## Work task
Whenever a picture appears, omit it, and set down everything else in the records exactly.

## Exercise material
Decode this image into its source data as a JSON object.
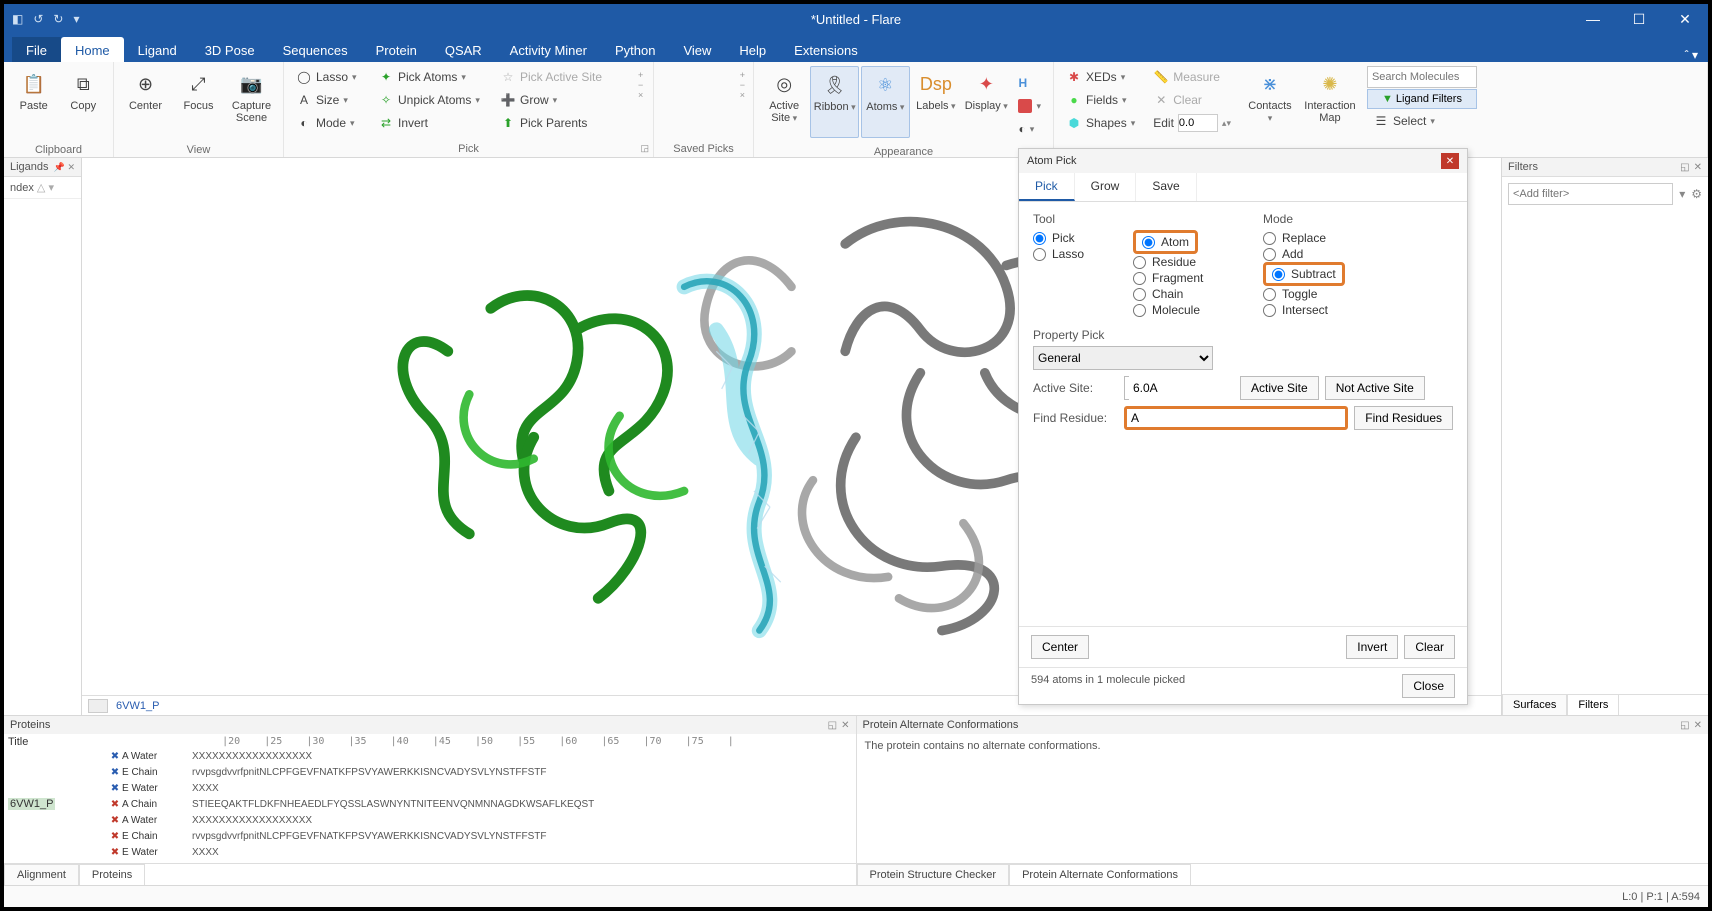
{
  "titlebar": {
    "title": "*Untitled - Flare"
  },
  "menubar": {
    "file": "File",
    "tabs": [
      "Home",
      "Ligand",
      "3D Pose",
      "Sequences",
      "Protein",
      "QSAR",
      "Activity Miner",
      "Python",
      "View",
      "Help",
      "Extensions"
    ],
    "active": "Home"
  },
  "ribbon": {
    "clipboard": {
      "label": "Clipboard",
      "paste": "Paste",
      "copy": "Copy"
    },
    "view": {
      "label": "View",
      "center": "Center",
      "focus": "Focus",
      "capture": "Capture\nScene"
    },
    "pick": {
      "label": "Pick",
      "lasso": "Lasso",
      "size": "Size",
      "mode": "Mode",
      "pick_atoms": "Pick Atoms",
      "unpick_atoms": "Unpick Atoms",
      "invert": "Invert",
      "pick_active_site": "Pick Active Site",
      "grow": "Grow",
      "pick_parents": "Pick Parents"
    },
    "saved_picks": {
      "label": "Saved Picks"
    },
    "appearance": {
      "label": "Appearance",
      "active_site": "Active\nSite",
      "ribbon": "Ribbon",
      "atoms": "Atoms",
      "labels": "Labels",
      "display": "Display"
    },
    "show": {
      "xeds": "XEDs",
      "fields": "Fields",
      "shapes": "Shapes",
      "measure": "Measure",
      "clear": "Clear",
      "edit": "Edit",
      "edit_val": "0.0",
      "contacts": "Contacts",
      "interaction_map": "Interaction\nMap"
    },
    "search": {
      "placeholder": "Search Molecules",
      "ligand_filters": "Ligand Filters",
      "select": "Select"
    }
  },
  "ligands_panel": {
    "title": "Ligands",
    "col": "ndex"
  },
  "viewport": {
    "footer_label": "6VW1_P"
  },
  "atom_pick": {
    "title": "Atom Pick",
    "tabs": [
      "Pick",
      "Grow",
      "Save"
    ],
    "active_tab": "Pick",
    "tool": {
      "label": "Tool",
      "options": [
        "Pick",
        "Lasso"
      ],
      "selected": "Pick"
    },
    "target": {
      "options": [
        "Atom",
        "Residue",
        "Fragment",
        "Chain",
        "Molecule"
      ],
      "selected": "Atom"
    },
    "mode": {
      "label": "Mode",
      "options": [
        "Replace",
        "Add",
        "Subtract",
        "Toggle",
        "Intersect"
      ],
      "selected": "Subtract"
    },
    "property_pick": {
      "label": "Property Pick",
      "value": "General"
    },
    "active_site": {
      "label": "Active Site:",
      "value": "6.0A",
      "btn1": "Active Site",
      "btn2": "Not Active Site"
    },
    "find_residue": {
      "label": "Find Residue:",
      "value": "A",
      "btn": "Find Residues"
    },
    "footer": {
      "center": "Center",
      "invert": "Invert",
      "clear": "Clear"
    },
    "status": "594 atoms in 1 molecule picked",
    "close": "Close"
  },
  "filters_panel": {
    "title": "Filters",
    "placeholder": "<Add filter>",
    "tabs": [
      "Surfaces",
      "Filters"
    ],
    "active": "Filters"
  },
  "proteins_panel": {
    "title": "Proteins",
    "header_title": "Title",
    "ruler": "    |20    |25    |30    |35    |40    |45    |50    |55    |60    |65    |70    |75    |",
    "protein_name": "6VW1_P",
    "chains": [
      {
        "ico": "blue-x",
        "label": "A Water",
        "seq": "XXXXXXXXXXXXXXXXXX"
      },
      {
        "ico": "blue-x",
        "label": "E Chain",
        "seq": "rvvpsgdvvrfpnitNLCPFGEVFNATKFPSVYAWERKKISNCVADYSVLYNSTFFSTF"
      },
      {
        "ico": "blue-x",
        "label": "E Water",
        "seq": "XXXX"
      },
      {
        "ico": "red-x",
        "label": "A Chain",
        "seq": "STIEEQAKTFLDKFNHEAEDLFYQSSLASWNYNTNITEENVQNMNNAGDKWSAFLKEQST"
      },
      {
        "ico": "red-x",
        "label": "A Water",
        "seq": "XXXXXXXXXXXXXXXXXX"
      },
      {
        "ico": "red-x",
        "label": "E Chain",
        "seq": "rvvpsgdvvrfpnitNLCPFGEVFNATKFPSVYAWERKKISNCVADYSVLYNSTFFSTF"
      },
      {
        "ico": "red-x",
        "label": "E Water",
        "seq": "XXXX"
      }
    ],
    "tabs": [
      "Alignment",
      "Proteins"
    ],
    "active_tab": "Proteins"
  },
  "alt_conf_panel": {
    "title": "Protein Alternate Conformations",
    "msg": "The protein contains no alternate conformations.",
    "tabs": [
      "Protein Structure Checker",
      "Protein Alternate Conformations"
    ],
    "active_tab": "Protein Alternate Conformations"
  },
  "statusbar": {
    "right": "L:0 | P:1 | A:594"
  }
}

## Solution
Decode this image into its source data as a JSON object.
{
  "titlebar": {
    "title": "*Untitled - Flare"
  },
  "menubar": {
    "file": "File",
    "tabs": [
      "Home",
      "Ligand",
      "3D Pose",
      "Sequences",
      "Protein",
      "QSAR",
      "Activity Miner",
      "Python",
      "View",
      "Help",
      "Extensions"
    ],
    "active": "Home"
  },
  "ribbon": {
    "clipboard": {
      "label": "Clipboard",
      "paste": "Paste",
      "copy": "Copy"
    },
    "view": {
      "label": "View",
      "center": "Center",
      "focus": "Focus",
      "capture": "Capture\nScene"
    },
    "pick": {
      "label": "Pick",
      "lasso": "Lasso",
      "size": "Size",
      "mode": "Mode",
      "pick_atoms": "Pick Atoms",
      "unpick_atoms": "Unpick Atoms",
      "invert": "Invert",
      "pick_active_site": "Pick Active Site",
      "grow": "Grow",
      "pick_parents": "Pick Parents"
    },
    "saved_picks": {
      "label": "Saved Picks"
    },
    "appearance": {
      "label": "Appearance",
      "active_site": "Active\nSite",
      "ribbon": "Ribbon",
      "atoms": "Atoms",
      "labels": "Labels",
      "display": "Display"
    },
    "show": {
      "xeds": "XEDs",
      "fields": "Fields",
      "shapes": "Shapes",
      "measure": "Measure",
      "clear": "Clear",
      "edit": "Edit",
      "edit_val": "0.0",
      "contacts": "Contacts",
      "interaction_map": "Interaction\nMap"
    },
    "search": {
      "placeholder": "Search Molecules",
      "ligand_filters": "Ligand Filters",
      "select": "Select"
    }
  },
  "ligands_panel": {
    "title": "Ligands",
    "col": "ndex"
  },
  "viewport": {
    "footer_label": "6VW1_P"
  },
  "atom_pick": {
    "title": "Atom Pick",
    "tabs": [
      "Pick",
      "Grow",
      "Save"
    ],
    "active_tab": "Pick",
    "tool": {
      "label": "Tool",
      "options": [
        "Pick",
        "Lasso"
      ],
      "selected": "Pick"
    },
    "target": {
      "options": [
        "Atom",
        "Residue",
        "Fragment",
        "Chain",
        "Molecule"
      ],
      "selected": "Atom"
    },
    "mode": {
      "label": "Mode",
      "options": [
        "Replace",
        "Add",
        "Subtract",
        "Toggle",
        "Intersect"
      ],
      "selected": "Subtract"
    },
    "property_pick": {
      "label": "Property Pick",
      "value": "General"
    },
    "active_site": {
      "label": "Active Site:",
      "value": "6.0A",
      "btn1": "Active Site",
      "btn2": "Not Active Site"
    },
    "find_residue": {
      "label": "Find Residue:",
      "value": "A",
      "btn": "Find Residues"
    },
    "footer": {
      "center": "Center",
      "invert": "Invert",
      "clear": "Clear"
    },
    "status": "594 atoms in 1 molecule picked",
    "close": "Close"
  },
  "filters_panel": {
    "title": "Filters",
    "placeholder": "<Add filter>",
    "tabs": [
      "Surfaces",
      "Filters"
    ],
    "active": "Filters"
  },
  "proteins_panel": {
    "title": "Proteins",
    "header_title": "Title",
    "ruler": "    |20    |25    |30    |35    |40    |45    |50    |55    |60    |65    |70    |75    |",
    "protein_name": "6VW1_P",
    "chains": [
      {
        "ico": "blue-x",
        "label": "A Water",
        "seq": "XXXXXXXXXXXXXXXXXX"
      },
      {
        "ico": "blue-x",
        "label": "E Chain",
        "seq": "rvvpsgdvvrfpnitNLCPFGEVFNATKFPSVYAWERKKISNCVADYSVLYNSTFFSTF"
      },
      {
        "ico": "blue-x",
        "label": "E Water",
        "seq": "XXXX"
      },
      {
        "ico": "red-x",
        "label": "A Chain",
        "seq": "STIEEQAKTFLDKFNHEAEDLFYQSSLASWNYNTNITEENVQNMNNAGDKWSAFLKEQST"
      },
      {
        "ico": "red-x",
        "label": "A Water",
        "seq": "XXXXXXXXXXXXXXXXXX"
      },
      {
        "ico": "red-x",
        "label": "E Chain",
        "seq": "rvvpsgdvvrfpnitNLCPFGEVFNATKFPSVYAWERKKISNCVADYSVLYNSTFFSTF"
      },
      {
        "ico": "red-x",
        "label": "E Water",
        "seq": "XXXX"
      }
    ],
    "tabs": [
      "Alignment",
      "Proteins"
    ],
    "active_tab": "Proteins"
  },
  "alt_conf_panel": {
    "title": "Protein Alternate Conformations",
    "msg": "The protein contains no alternate conformations.",
    "tabs": [
      "Protein Structure Checker",
      "Protein Alternate Conformations"
    ],
    "active_tab": "Protein Alternate Conformations"
  },
  "statusbar": {
    "right": "L:0 | P:1 | A:594"
  }
}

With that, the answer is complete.